Stored records:
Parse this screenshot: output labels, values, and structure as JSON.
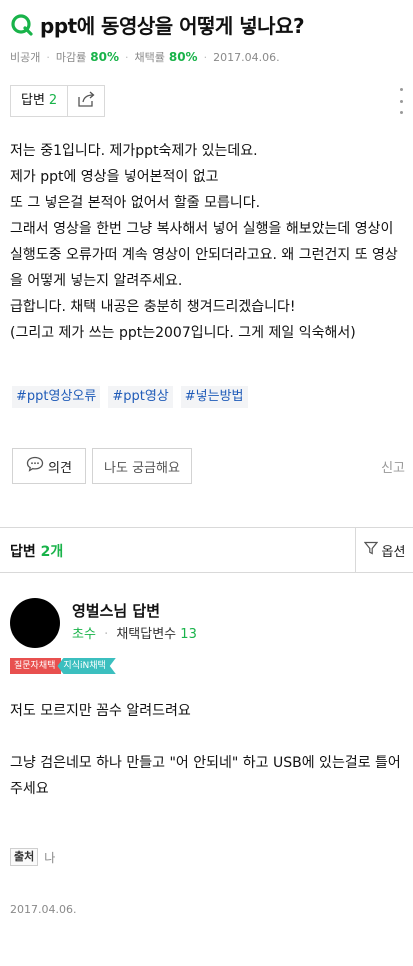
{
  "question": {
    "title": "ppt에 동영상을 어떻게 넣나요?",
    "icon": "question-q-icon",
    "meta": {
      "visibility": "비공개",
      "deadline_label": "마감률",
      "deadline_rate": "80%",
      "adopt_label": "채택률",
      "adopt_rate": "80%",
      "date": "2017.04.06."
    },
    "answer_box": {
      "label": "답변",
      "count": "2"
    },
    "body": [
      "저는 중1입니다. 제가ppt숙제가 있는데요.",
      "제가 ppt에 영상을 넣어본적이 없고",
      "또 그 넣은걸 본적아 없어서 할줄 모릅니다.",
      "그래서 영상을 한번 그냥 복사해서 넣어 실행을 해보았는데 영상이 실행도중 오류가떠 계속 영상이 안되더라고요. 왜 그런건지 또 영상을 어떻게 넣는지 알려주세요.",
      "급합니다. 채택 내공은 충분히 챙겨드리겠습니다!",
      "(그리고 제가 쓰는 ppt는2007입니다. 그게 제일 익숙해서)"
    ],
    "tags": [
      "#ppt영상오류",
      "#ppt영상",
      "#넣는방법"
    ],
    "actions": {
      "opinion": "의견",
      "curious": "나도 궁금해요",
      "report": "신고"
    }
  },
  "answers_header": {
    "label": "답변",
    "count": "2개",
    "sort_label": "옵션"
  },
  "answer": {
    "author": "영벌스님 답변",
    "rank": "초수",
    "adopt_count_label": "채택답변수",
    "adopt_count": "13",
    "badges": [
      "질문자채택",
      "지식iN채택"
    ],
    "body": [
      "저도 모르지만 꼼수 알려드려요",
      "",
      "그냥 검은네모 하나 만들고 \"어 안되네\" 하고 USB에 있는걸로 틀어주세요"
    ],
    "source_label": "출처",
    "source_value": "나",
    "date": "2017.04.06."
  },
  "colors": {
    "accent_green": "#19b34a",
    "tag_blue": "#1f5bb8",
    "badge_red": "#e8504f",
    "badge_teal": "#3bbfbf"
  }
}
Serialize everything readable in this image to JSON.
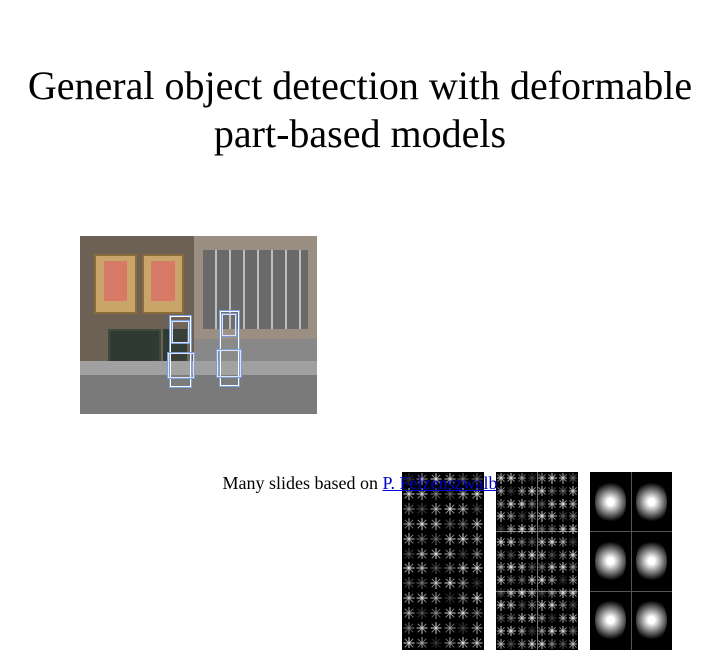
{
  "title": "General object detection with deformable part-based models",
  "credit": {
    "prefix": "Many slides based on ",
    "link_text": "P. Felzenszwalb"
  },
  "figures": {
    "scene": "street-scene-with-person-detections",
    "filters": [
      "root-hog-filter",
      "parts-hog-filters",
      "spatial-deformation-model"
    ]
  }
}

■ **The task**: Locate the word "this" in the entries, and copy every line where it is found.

■ **Response**:
Parse this screenshot: output labels, values, and structure as JSON.
Serialize everything readable in this image to JSON.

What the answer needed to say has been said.